Our goal is to increase the number of STEM college graduates in Maryland 40% by 2015. So far we’re more than half way there at 22%. Through initiatives like the STEM Innovation Network, we’re bringing together the business community, educators, government, higher education, non-profits and other stakeholders – setting up STEM teachers with mentors from industries like biotech, cyber security, and green technology.
MODERN INVESTMENTS: INFRASTRUCTURE
These investments will ultimately be for naught, if we neglect to invest in rebuilding our infrastructure.
Today, 106 of our bridges are structurally deficient. Meanwhile, over the past three decades, our land consumption has increased by 154%, at a time when our population has grown by 39%. Over the next twenty-five years, we’re expected to grow by a million more. The infrastructure which supports this growth is not free; and in fact, it’s becoming increasingly more expensive to build and maintain. It actually cost us more to paint the first span of the Bay Bridge than it did to build it in the 1950s. We cannot eat cake and lose weight. We cannot build a $90 million bridge for $10 million. Bridges are not like trees. They do not grow stronger with age.
If we neglect transportation, we end up paying in so many other ways. We pay in lost productivity. We pay by sitting in traffic on some sections of 495 that look a lot more like a parking lot than they look like a highway. We pay in an underemployed, immobilized workforce. We pay in damage to our environment.
And so this session we will be asking the people of our State to help us move forward in this regard. But we can’t do it alone. We need your help.
CROSSING THE DELTA OF OPPORTUNITY
We are in better shape than other states, but one of the great things about this Tech Council is that you don’t settle for “better” – and in your state government neither do we. Better isn’t good enough.
When I talk to you and your colleagues in business, time and again you tell me that to create jobs you need the combination of a highly skilled workforce, and a regulatory environment that is streamlined, stable and predictable.
Working together with the business community, we’ve launched an initiative called Maryland Made Easy to cut down on red tape so businesses can spend more time creating jobs, and less time doing paperwork.

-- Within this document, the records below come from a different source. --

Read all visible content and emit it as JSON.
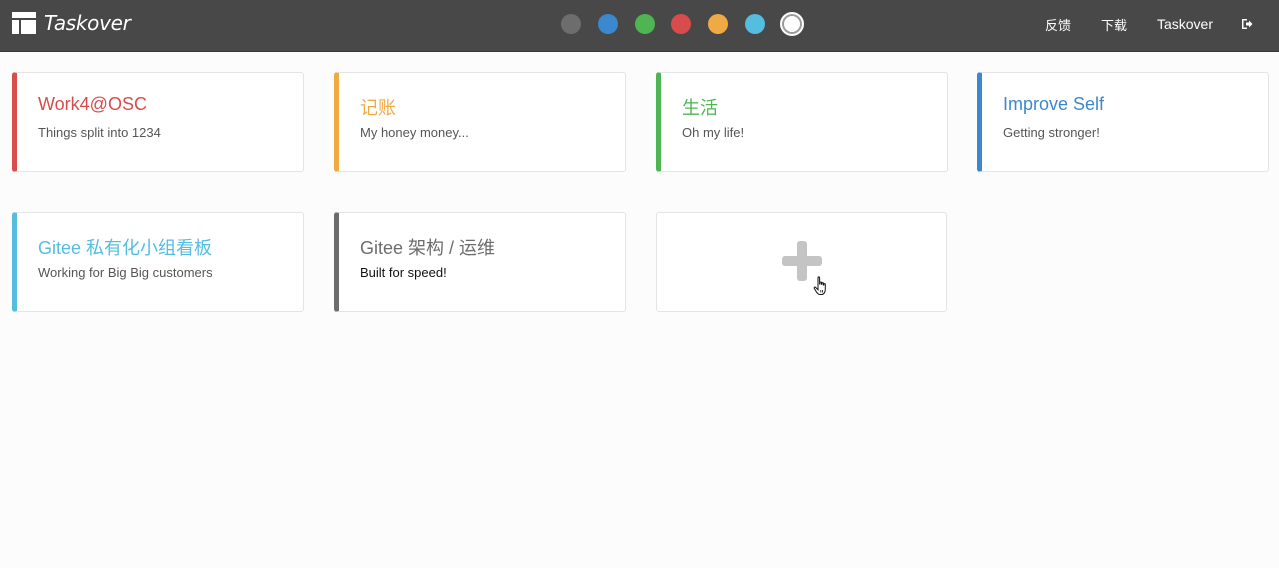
{
  "app": {
    "brand_name": "Taskover",
    "brand_icon": "board-layout-icon"
  },
  "theme_swatches": [
    {
      "name": "gray",
      "color": "#6d6d6d"
    },
    {
      "name": "blue",
      "color": "#3b88ce"
    },
    {
      "name": "green",
      "color": "#4fb552"
    },
    {
      "name": "red",
      "color": "#d84c4c"
    },
    {
      "name": "orange",
      "color": "#f0aa44"
    },
    {
      "name": "cyan",
      "color": "#55bde0"
    },
    {
      "name": "white",
      "color": "#ffffff",
      "active": true
    }
  ],
  "nav": {
    "feedback_label": "反馈",
    "download_label": "下载",
    "user_label": "Taskover",
    "logout_icon": "logout-icon"
  },
  "boards": [
    {
      "title": "Work4@OSC",
      "description": "Things split into 1234",
      "color": "#d84c4c"
    },
    {
      "title": "记账",
      "description": "My honey money...",
      "color": "#f0aa44"
    },
    {
      "title": "生活",
      "description": "Oh my life!",
      "color": "#4fb552"
    },
    {
      "title": "Improve Self",
      "description": "Getting stronger!",
      "color": "#3b88ce"
    },
    {
      "title": "Gitee 私有化小组看板",
      "description": "Working for Big Big customers",
      "color": "#55bde0"
    },
    {
      "title": "Gitee 架构 / 运维",
      "description": "Built for speed!",
      "color": "#6d6d6d"
    }
  ],
  "add_board": {
    "icon": "plus-icon"
  }
}
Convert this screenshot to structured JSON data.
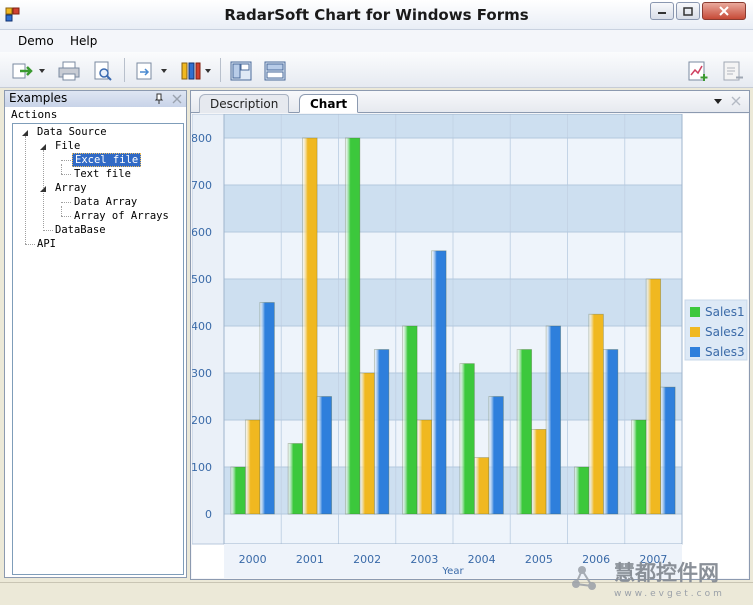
{
  "window": {
    "title": "RadarSoft Chart for Windows Forms"
  },
  "menu": {
    "items": [
      "Demo",
      "Help"
    ]
  },
  "left_panel": {
    "title": "Examples",
    "actions_label": "Actions",
    "tree": {
      "data_source": "Data Source",
      "file": "File",
      "excel_file": "Excel file",
      "text_file": "Text file",
      "array": "Array",
      "data_array": "Data Array",
      "array_of_arrays": "Array of Arrays",
      "database": "DataBase",
      "api": "API"
    }
  },
  "tabs": {
    "description": "Description",
    "chart": "Chart"
  },
  "watermark": {
    "chinese": "慧都控件网",
    "url": "www.evget.com"
  },
  "chart_data": {
    "type": "bar",
    "categories": [
      "2000",
      "2001",
      "2002",
      "2003",
      "2004",
      "2005",
      "2006",
      "2007"
    ],
    "series": [
      {
        "name": "Sales1",
        "color": "#3cc83c",
        "values": [
          100,
          150,
          800,
          400,
          320,
          350,
          100,
          200
        ]
      },
      {
        "name": "Sales2",
        "color": "#f0b820",
        "values": [
          200,
          800,
          300,
          200,
          120,
          180,
          425,
          500
        ]
      },
      {
        "name": "Sales3",
        "color": "#2e7fdc",
        "values": [
          450,
          250,
          350,
          560,
          250,
          400,
          350,
          270
        ]
      }
    ],
    "xlabel": "Year",
    "ylabel": "",
    "ylim": [
      0,
      800
    ],
    "yticks": [
      "0",
      "100",
      "200",
      "300",
      "400",
      "500",
      "600",
      "700",
      "800"
    ],
    "legend_position": "right",
    "grid": true
  }
}
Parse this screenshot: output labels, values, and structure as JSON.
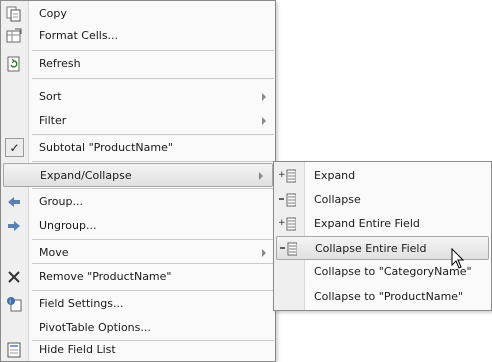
{
  "main_menu": {
    "items": [
      {
        "label": "Copy",
        "icon": "copy-icon"
      },
      {
        "label": "Format Cells...",
        "icon": "format-cells-icon"
      },
      {
        "label": "Refresh",
        "icon": "refresh-icon"
      },
      {
        "label": "Sort",
        "has_submenu": true
      },
      {
        "label": "Filter",
        "has_submenu": true
      },
      {
        "label": "Subtotal \"ProductName\"",
        "checked": true
      },
      {
        "label": "Expand/Collapse",
        "has_submenu": true,
        "highlighted": true
      },
      {
        "label": "Group...",
        "icon": "group-arrow-icon"
      },
      {
        "label": "Ungroup...",
        "icon": "ungroup-arrow-icon"
      },
      {
        "label": "Move",
        "has_submenu": true
      },
      {
        "label": "Remove \"ProductName\"",
        "icon": "remove-x-icon"
      },
      {
        "label": "Field Settings...",
        "icon": "field-settings-icon"
      },
      {
        "label": "PivotTable Options..."
      },
      {
        "label": "Hide Field List",
        "icon": "field-list-icon"
      }
    ]
  },
  "sub_menu": {
    "items": [
      {
        "label": "Expand",
        "icon": "expand-icon"
      },
      {
        "label": "Collapse",
        "icon": "collapse-icon"
      },
      {
        "label": "Expand Entire Field",
        "icon": "expand-field-icon"
      },
      {
        "label": "Collapse Entire Field",
        "icon": "collapse-field-icon",
        "highlighted": true
      },
      {
        "label": "Collapse to \"CategoryName\""
      },
      {
        "label": "Collapse to \"ProductName\""
      }
    ]
  },
  "colors": {
    "highlight": "#e2e2e2",
    "gutter": "#efefef",
    "border": "#8a8a8a"
  }
}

This session we will be asking the General Assembly to either repeal or reform more than 100 state regulations, so that together we can accelerate job creation and make our State an easier place to do business.
Another issue that you and I have discussed together is how we can cross the delta of opportunity which exists between the research dollars flowing into our state, and our ability to commercialize this research into new jobs, opportunity and economic growth.
The fact of the matter is that we rank #1 in research and development per capita but only 37th in commercialization of that research into the new jobs of the new economy.
Last year, to cross this delta, you helped us create InvestMaryland. The first tax credit auction is scheduled to take place in March, with new venture funding available to companies this summer.
This year, we will seek to further technology transfer – and build upon some groundbreaking actions currently underway at Johns Hopkins and our state universities. Our goal is to get dozens of technologies out of the labs and into the marketplace within this next year – and in the coming weeks we’ll be sharing an announcement with you on a new proposal. Stay tuned, as they say.
General Electric has a slogan “innovation today for America’s tomorrow.” Perhaps, in our case, it should be “innovation today for both today and tomorrow.” To create jobs and opportunity now, and to bring our future home to us.